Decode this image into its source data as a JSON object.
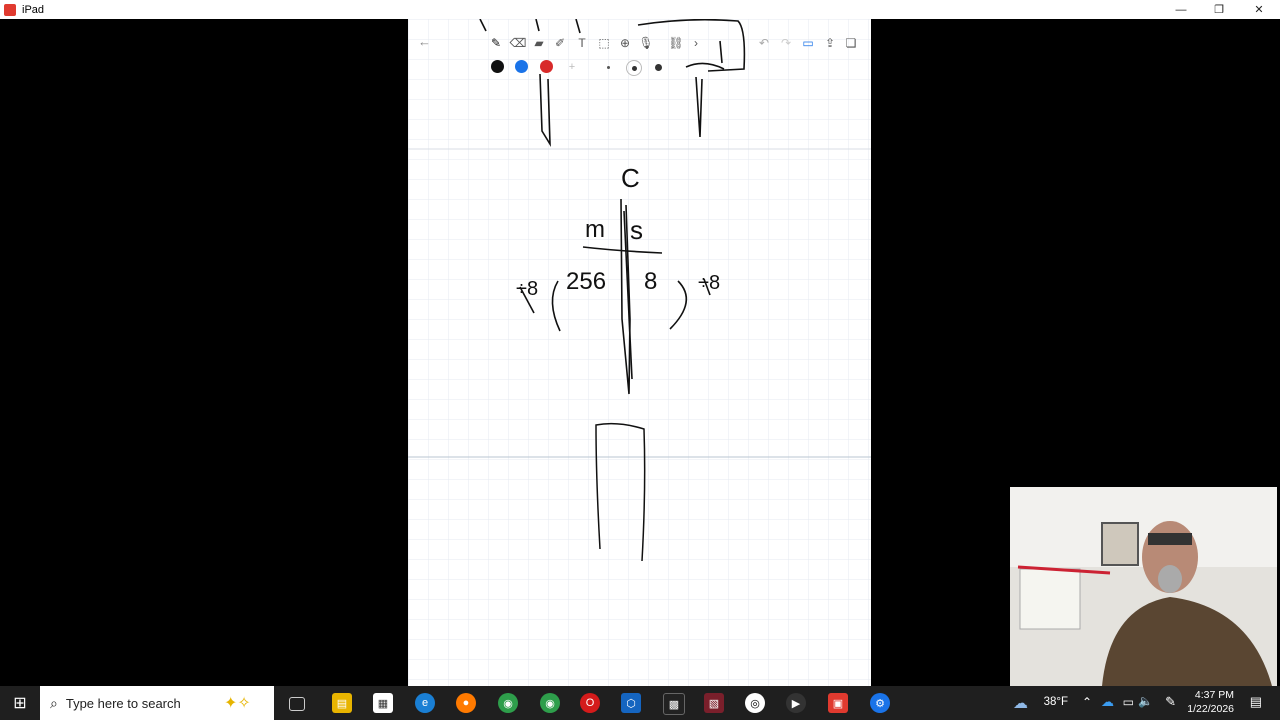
{
  "window": {
    "title": "iPad",
    "minimize_glyph": "—",
    "restore_glyph": "❐",
    "close_glyph": "✕"
  },
  "notes": {
    "toolbar": {
      "tools": [
        "pen",
        "eraser",
        "highlighter",
        "pencil",
        "text",
        "crop",
        "add",
        "microphone",
        "link",
        "more"
      ],
      "colors": [
        "#111111",
        "#1a73e8",
        "#d82a2a"
      ],
      "undo_glyph": "↶",
      "redo_glyph": "↷"
    },
    "handwriting": {
      "top_label": "C",
      "left_label": "m",
      "right_label": "s",
      "left_value": "256",
      "right_value": "8",
      "left_divisor": "÷8",
      "right_divisor": "÷8"
    }
  },
  "taskbar": {
    "search_placeholder": "Type here to search",
    "weather": "38°F",
    "time": "4:37 PM",
    "date": "1/22/2026",
    "accent": "#0078d4"
  }
}
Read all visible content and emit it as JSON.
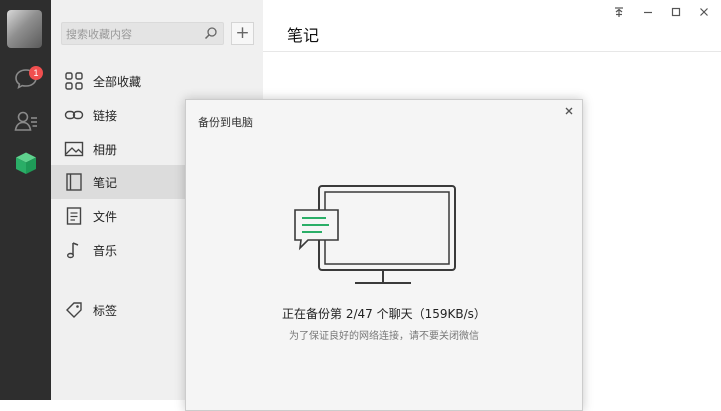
{
  "app": {
    "accent_color": "#2aae67"
  },
  "nav": {
    "unread_badge": "1",
    "icons": [
      "chat-icon",
      "contacts-icon",
      "favorites-cube-icon"
    ]
  },
  "search": {
    "placeholder": "搜索收藏内容"
  },
  "sidebar": {
    "items": [
      {
        "label": "全部收藏",
        "icon": "grid-icon"
      },
      {
        "label": "链接",
        "icon": "link-icon"
      },
      {
        "label": "相册",
        "icon": "image-icon"
      },
      {
        "label": "笔记",
        "icon": "note-icon"
      },
      {
        "label": "文件",
        "icon": "file-icon"
      },
      {
        "label": "音乐",
        "icon": "music-icon"
      },
      {
        "label": "标签",
        "icon": "tag-icon"
      }
    ],
    "active": "笔记"
  },
  "main": {
    "title": "笔记"
  },
  "dialog": {
    "title": "备份到电脑",
    "status": "正在备份第 2/47 个聊天（159KB/s）",
    "hint": "为了保证良好的网络连接，请不要关闭微信"
  }
}
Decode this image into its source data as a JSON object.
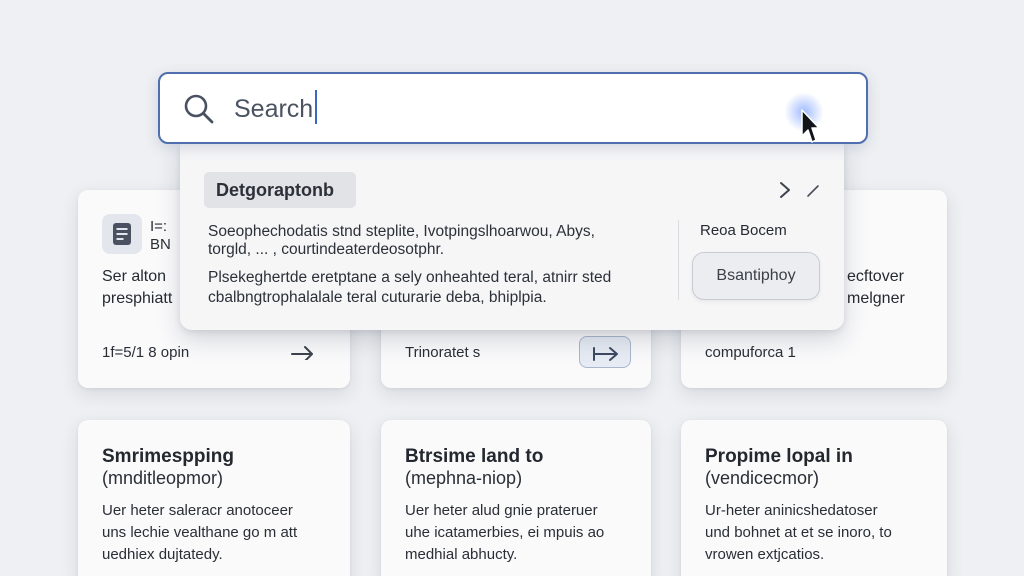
{
  "search": {
    "value": "Search",
    "icon": "search-icon"
  },
  "dropdown": {
    "category": "Detgoraptonb",
    "lines": [
      "Soeophechodatis stnd steplite, Ivotpingslhoarwou, Abys,",
      "torgld, ... , courtindeaterdeosotphr.",
      "Plsekeghertde eretptane a sely onheahted teral, atnirr sted",
      "cbalbngtrophalalale teral cuturarie deba, bhiplpia."
    ],
    "side_label": "Reoa Bocem",
    "side_button": "Bsantiphoy"
  },
  "cards": {
    "top_left": {
      "icon_lines": [
        "I=:",
        "BN"
      ],
      "text": [
        "Ser alton",
        "presphiatt"
      ],
      "footer": "1f=5/1 8 opin"
    },
    "top_middle": {
      "footer": "Trinoratet s"
    },
    "top_right": {
      "text": [
        "ecftover",
        "melgner"
      ],
      "footer": "compuforca 1"
    },
    "bottom": [
      {
        "title": "Smrimespping",
        "subtitle": "(mnditleopmor)",
        "body": [
          "Uer heter saleracr anotoceer",
          "uns lechie vealthane go m att",
          "uedhiex dujtatedy."
        ]
      },
      {
        "title": "Btrsime land to",
        "subtitle": "(mephna-niop)",
        "body": [
          "Uer heter alud gnie prateruer",
          "uhe icatamerbies, ei mpuis ao",
          "medhial abhucty."
        ]
      },
      {
        "title": "Propime lopal in",
        "subtitle": "(vendicecmor)",
        "body": [
          "Ur-heter aninicshedatoser",
          "und bohnet at et se inoro, to",
          "vrowen extjcatios."
        ]
      }
    ]
  },
  "colors": {
    "accent": "#4f6fae",
    "background": "#eef0f3",
    "card": "#fafafb"
  }
}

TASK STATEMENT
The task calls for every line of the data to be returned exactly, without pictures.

TASK ANSWER
Decode this image into its source data as a JSON object.
{
  "window": {
    "title": "iPad",
    "minimize_glyph": "—",
    "restore_glyph": "❐",
    "close_glyph": "✕"
  },
  "notes": {
    "toolbar": {
      "tools": [
        "pen",
        "eraser",
        "highlighter",
        "pencil",
        "text",
        "crop",
        "add",
        "microphone",
        "link",
        "more"
      ],
      "colors": [
        "#111111",
        "#1a73e8",
        "#d82a2a"
      ],
      "undo_glyph": "↶",
      "redo_glyph": "↷"
    },
    "handwriting": {
      "top_label": "C",
      "left_label": "m",
      "right_label": "s",
      "left_value": "256",
      "right_value": "8",
      "left_divisor": "÷8",
      "right_divisor": "÷8"
    }
  },
  "taskbar": {
    "search_placeholder": "Type here to search",
    "weather": "38°F",
    "time": "4:37 PM",
    "date": "1/22/2026",
    "accent": "#0078d4"
  }
}
Read all visible content and emit it as JSON.
{
  "app": {
    "accent_color": "#2aae67"
  },
  "nav": {
    "unread_badge": "1",
    "icons": [
      "chat-icon",
      "contacts-icon",
      "favorites-cube-icon"
    ]
  },
  "search": {
    "placeholder": "搜索收藏内容"
  },
  "sidebar": {
    "items": [
      {
        "label": "全部收藏",
        "icon": "grid-icon"
      },
      {
        "label": "链接",
        "icon": "link-icon"
      },
      {
        "label": "相册",
        "icon": "image-icon"
      },
      {
        "label": "笔记",
        "icon": "note-icon"
      },
      {
        "label": "文件",
        "icon": "file-icon"
      },
      {
        "label": "音乐",
        "icon": "music-icon"
      },
      {
        "label": "标签",
        "icon": "tag-icon"
      }
    ],
    "active": "笔记"
  },
  "main": {
    "title": "笔记"
  },
  "dialog": {
    "title": "备份到电脑",
    "status": "正在备份第 2/47 个聊天（159KB/s）",
    "hint": "为了保证良好的网络连接，请不要关闭微信"
  }
}
Decode this image into its source data as a JSON object.
{
  "search": {
    "value": "Search",
    "icon": "search-icon"
  },
  "dropdown": {
    "category": "Detgoraptonb",
    "lines": [
      "Soeophechodatis stnd steplite, Ivotpingslhoarwou, Abys,",
      "torgld, ... , courtindeaterdeosotphr.",
      "Plsekeghertde eretptane a sely onheahted teral, atnirr sted",
      "cbalbngtrophalalale teral cuturarie deba, bhiplpia."
    ],
    "side_label": "Reoa Bocem",
    "side_button": "Bsantiphoy"
  },
  "cards": {
    "top_left": {
      "icon_lines": [
        "I=:",
        "BN"
      ],
      "text": [
        "Ser alton",
        "presphiatt"
      ],
      "footer": "1f=5/1 8 opin"
    },
    "top_middle": {
      "footer": "Trinoratet s"
    },
    "top_right": {
      "text": [
        "ecftover",
        "melgner"
      ],
      "footer": "compuforca 1"
    },
    "bottom": [
      {
        "title": "Smrimespping",
        "subtitle": "(mnditleopmor)",
        "body": [
          "Uer heter saleracr anotoceer",
          "uns lechie vealthane go m att",
          "uedhiex dujtatedy."
        ]
      },
      {
        "title": "Btrsime land to",
        "subtitle": "(mephna-niop)",
        "body": [
          "Uer heter alud gnie prateruer",
          "uhe icatamerbies, ei mpuis ao",
          "medhial abhucty."
        ]
      },
      {
        "title": "Propime lopal in",
        "subtitle": "(vendicecmor)",
        "body": [
          "Ur-heter aninicshedatoser",
          "und bohnet at et se inoro, to",
          "vrowen extjcatios."
        ]
      }
    ]
  },
  "colors": {
    "accent": "#4f6fae",
    "background": "#eef0f3",
    "card": "#fafafb"
  }
}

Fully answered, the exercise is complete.